By LYSIANE GAGNON
Wednesday, March 4, 2015
When I told people I was going to Thailand for vacation, I was met with a flurry of enthusiastic comments about Buddhism. Here was a religion of peace and love! Indeed, the image of silent monks in their flowing saffron robes, humbly walking barefoot from door to door to collect their daily meal, comes as a sweet, innocent respite in a world dominated by greedy leaders and violent fanatics, such as the deadly Islamic State.
The reality is less romantic.
Thailand has been shaken by a series of financial scandals involving some of its top Buddhist clerics. And neighbouring Myanmar (formerly Burma) offers a striking reversal of the romantic narrative: Its bad guys are Buddhists and its victims are Muslims, with thousands having sought refuge in Thailand and Bangladesh from Buddhist-led pogroms at home.
The Muslims in question are Rohingya, essentially stateless in their own country despite being descended from ancestors who settled in Myanmar long ago. Not that they'll find much protection in Thailand, where illegal migrants are reduced to marginal jobs and unable to send their kids to school, but at least it's a respite from open sectarian violence and the risk of death.
Especially disheartening is that this ethnic cleansing operation has been led by Buddhist clerics, with Myanmar's government lending a sympathetic ear to the monks who periodically take to the streets to proclaim their hatred for this poor minority.
What does opposition leader Aung San Suu Kyi have to say about the Rohingya situation?
Not much. The Nobel Prize laureate, obviously more preoccupied with her political ambitions than with human rights, has lamely argued that there has been violence on both sides. In one interview with the British Broadcasting Corp.'s Radio 4, Ms. Suu Kyi expressed sympathy for Buddhist fears of "global Muslim power" despite the fact that Muslims make up perhaps 4 per cent of her country's population.
With approximately 40,000 temples and a population of 67 million that is 95 per cent Buddhist, Thailand is a Buddhist dreamland.
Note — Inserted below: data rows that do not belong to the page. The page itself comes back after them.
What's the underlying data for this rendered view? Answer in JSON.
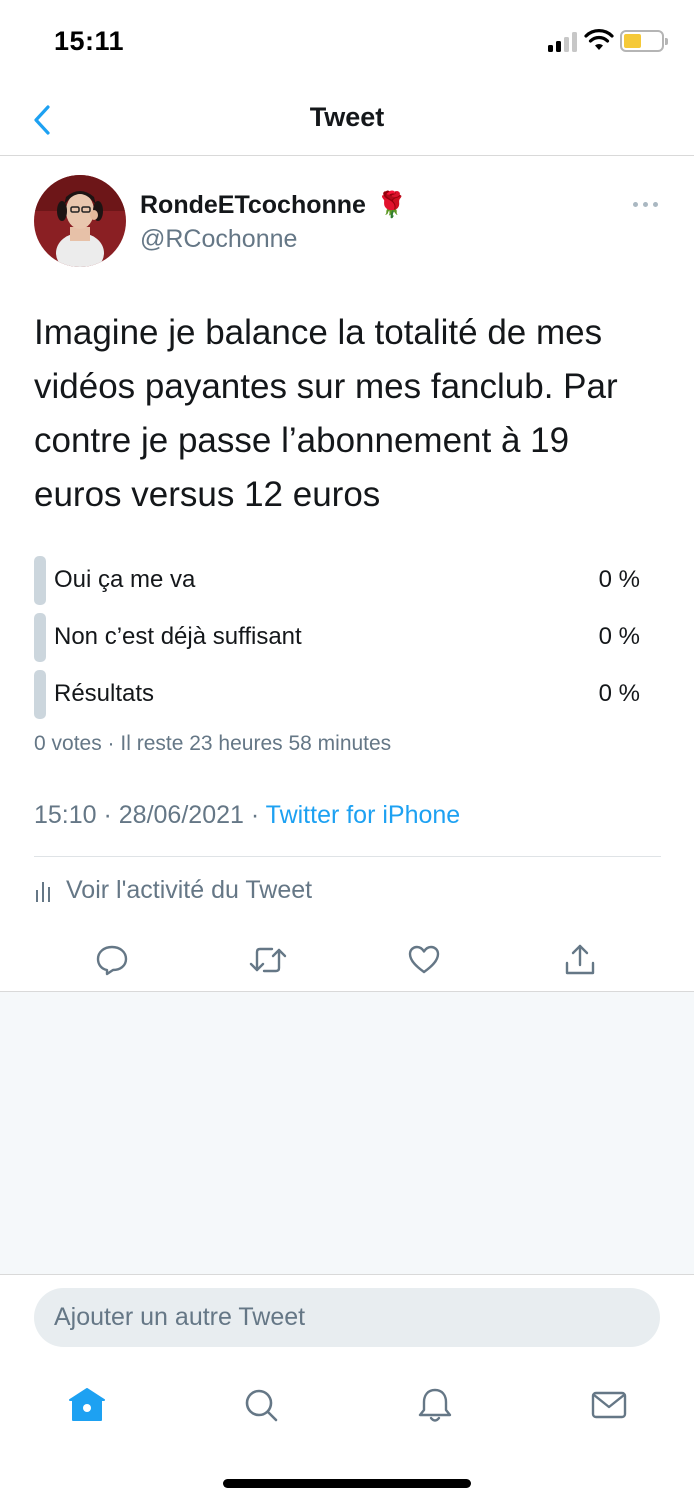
{
  "status_bar": {
    "time": "15:11"
  },
  "nav": {
    "title": "Tweet"
  },
  "tweet": {
    "display_name": "RondeETcochonne",
    "name_emoji": "🌹",
    "handle": "@RCochonne",
    "text": "Imagine je balance la totalité de mes vidéos payantes sur mes fanclub. Par contre je passe l’abonnement à 19 euros versus 12 euros",
    "poll": {
      "options": [
        {
          "label": "Oui ça me va",
          "percent": "0 %"
        },
        {
          "label": "Non c’est déjà suffisant",
          "percent": "0 %"
        },
        {
          "label": "Résultats",
          "percent": "0 %"
        }
      ],
      "meta": "0 votes · Il reste 23 heures 58 minutes"
    },
    "timestamp": "15:10 · 28/06/2021 · ",
    "source": "Twitter for iPhone",
    "activity_label": "Voir l'activité du Tweet"
  },
  "compose": {
    "placeholder": "Ajouter un autre Tweet"
  },
  "icons": {
    "back": "chevron-left-icon",
    "more": "more-horizontal-icon",
    "activity": "bar-chart-icon",
    "reply": "reply-icon",
    "retweet": "retweet-icon",
    "like": "heart-icon",
    "share": "share-icon",
    "home": "home-icon",
    "search": "search-icon",
    "notifications": "bell-icon",
    "messages": "mail-icon"
  },
  "colors": {
    "accent": "#1da1f2",
    "secondary_text": "#657786",
    "primary_text": "#14171a",
    "poll_bar": "#ccd6dd",
    "battery": "#f5c938"
  }
}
Theravada Buddhism is such a significant part of daily life that many parents send boys as young as 10 to live as novices in monasteries, and adult men are expected to take time off from work and family to embrace monkhood for periods of weeks or months at a time. The revelations about shady financial dealings by Thai religious leaders has had a tremendous impact.
Thanks to donations from local followers and foreign contributors, Buddhist temples accumulate fabulous wealth that largely goes undocumented, since very few temples publish annual financial reports.
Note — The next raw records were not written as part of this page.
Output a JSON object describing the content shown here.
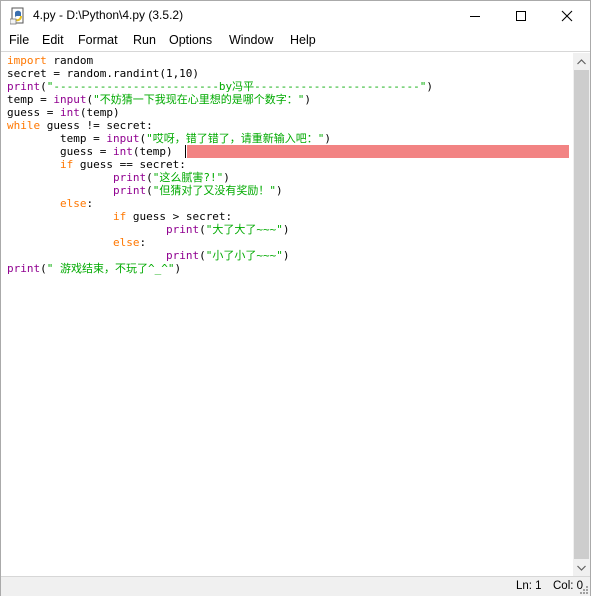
{
  "window": {
    "title": "4.py - D:\\Python\\4.py (3.5.2)"
  },
  "menu": [
    "File",
    "Edit",
    "Format",
    "Run",
    "Options",
    "Window",
    "Help"
  ],
  "code": [
    [
      {
        "t": "import",
        "c": "kw"
      },
      {
        "t": " random",
        "c": ""
      }
    ],
    [
      {
        "t": "secret = random.randint(1,10)",
        "c": ""
      }
    ],
    [
      {
        "t": "print",
        "c": "bi"
      },
      {
        "t": "(",
        "c": ""
      },
      {
        "t": "\"-------------------------by冯平-------------------------\"",
        "c": "str"
      },
      {
        "t": ")",
        "c": ""
      }
    ],
    [
      {
        "t": "temp = ",
        "c": ""
      },
      {
        "t": "input",
        "c": "bi"
      },
      {
        "t": "(",
        "c": ""
      },
      {
        "t": "\"不妨猜一下我现在心里想的是哪个数字：\"",
        "c": "str"
      },
      {
        "t": ")",
        "c": ""
      }
    ],
    [
      {
        "t": "guess = ",
        "c": ""
      },
      {
        "t": "int",
        "c": "bi"
      },
      {
        "t": "(temp)",
        "c": ""
      }
    ],
    [
      {
        "t": "while",
        "c": "kw"
      },
      {
        "t": " guess != secret:",
        "c": ""
      }
    ],
    [
      {
        "t": "        temp = ",
        "c": ""
      },
      {
        "t": "input",
        "c": "bi"
      },
      {
        "t": "(",
        "c": ""
      },
      {
        "t": "\"哎呀，错了错了，请重新输入吧：\"",
        "c": "str"
      },
      {
        "t": ")",
        "c": ""
      }
    ],
    [
      {
        "t": "        guess = ",
        "c": ""
      },
      {
        "t": "int",
        "c": "bi"
      },
      {
        "t": "(temp)",
        "c": ""
      }
    ],
    [
      {
        "t": "        ",
        "c": ""
      },
      {
        "t": "if",
        "c": "kw"
      },
      {
        "t": " guess == secret:",
        "c": ""
      }
    ],
    [
      {
        "t": "                ",
        "c": ""
      },
      {
        "t": "print",
        "c": "bi"
      },
      {
        "t": "(",
        "c": ""
      },
      {
        "t": "\"这么腻害?!\"",
        "c": "str"
      },
      {
        "t": ")",
        "c": ""
      }
    ],
    [
      {
        "t": "                ",
        "c": ""
      },
      {
        "t": "print",
        "c": "bi"
      },
      {
        "t": "(",
        "c": ""
      },
      {
        "t": "\"但猜对了又没有奖励！\"",
        "c": "str"
      },
      {
        "t": ")",
        "c": ""
      }
    ],
    [
      {
        "t": "        ",
        "c": ""
      },
      {
        "t": "else",
        "c": "kw"
      },
      {
        "t": ":",
        "c": ""
      }
    ],
    [
      {
        "t": "                ",
        "c": ""
      },
      {
        "t": "if",
        "c": "kw"
      },
      {
        "t": " guess > secret:",
        "c": ""
      }
    ],
    [
      {
        "t": "                        ",
        "c": ""
      },
      {
        "t": "print",
        "c": "bi"
      },
      {
        "t": "(",
        "c": ""
      },
      {
        "t": "\"大了大了~~~\"",
        "c": "str"
      },
      {
        "t": ")",
        "c": ""
      }
    ],
    [
      {
        "t": "                ",
        "c": ""
      },
      {
        "t": "else",
        "c": "kw"
      },
      {
        "t": ":",
        "c": ""
      }
    ],
    [
      {
        "t": "                        ",
        "c": ""
      },
      {
        "t": "print",
        "c": "bi"
      },
      {
        "t": "(",
        "c": ""
      },
      {
        "t": "\"小了小了~~~\"",
        "c": "str"
      },
      {
        "t": ")",
        "c": ""
      }
    ],
    [
      {
        "t": "print",
        "c": "bi"
      },
      {
        "t": "(",
        "c": ""
      },
      {
        "t": "\" 游戏结束，不玩了^_^\"",
        "c": "str"
      },
      {
        "t": ")",
        "c": ""
      }
    ]
  ],
  "status": {
    "line": "Ln: 1",
    "col": "Col: 0"
  }
}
Wat Phra Dhammakaya, the country's richest temple, is embroiled in a long-standing scandal involving allegations that huge amounts of money and land were diverted by its leaders. Cases of corruption and fraud regularly make headlines in Thailand despite the religious hierarchy's efforts to cover them up. Last year, the head of a temple invested in the stock market using money from donations, while other monks were caught flying in private jets and trafficking amphetamines or endangered wildlife. In January, the senior abbot of Wat Saket, considered one of the country's oldest and most prestigious temples, was alleged to have embezzled the funds earmarked for the cremation of his predecessor.
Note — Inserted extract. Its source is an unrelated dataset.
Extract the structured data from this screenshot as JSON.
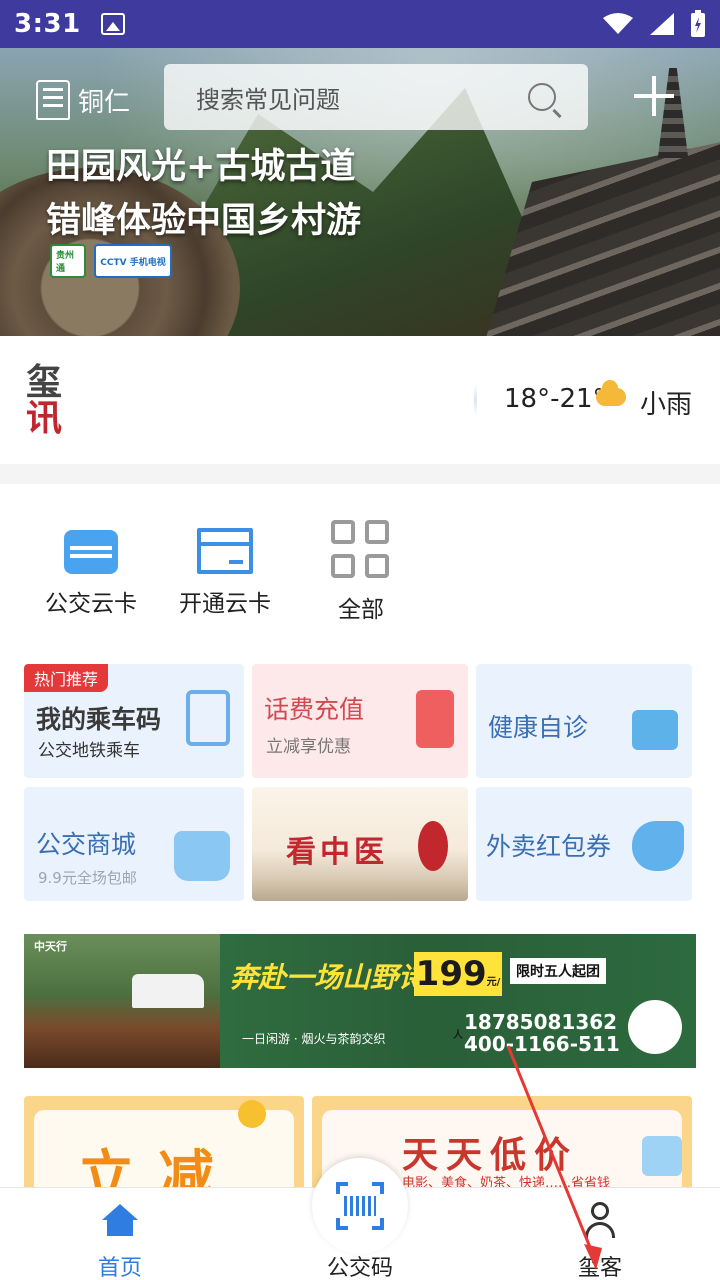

The moral of the story is that if all religions are respectable, none are entirely free of evil - not even the one that derives from the Buddha's noble teachings, capturing the imagination of so many.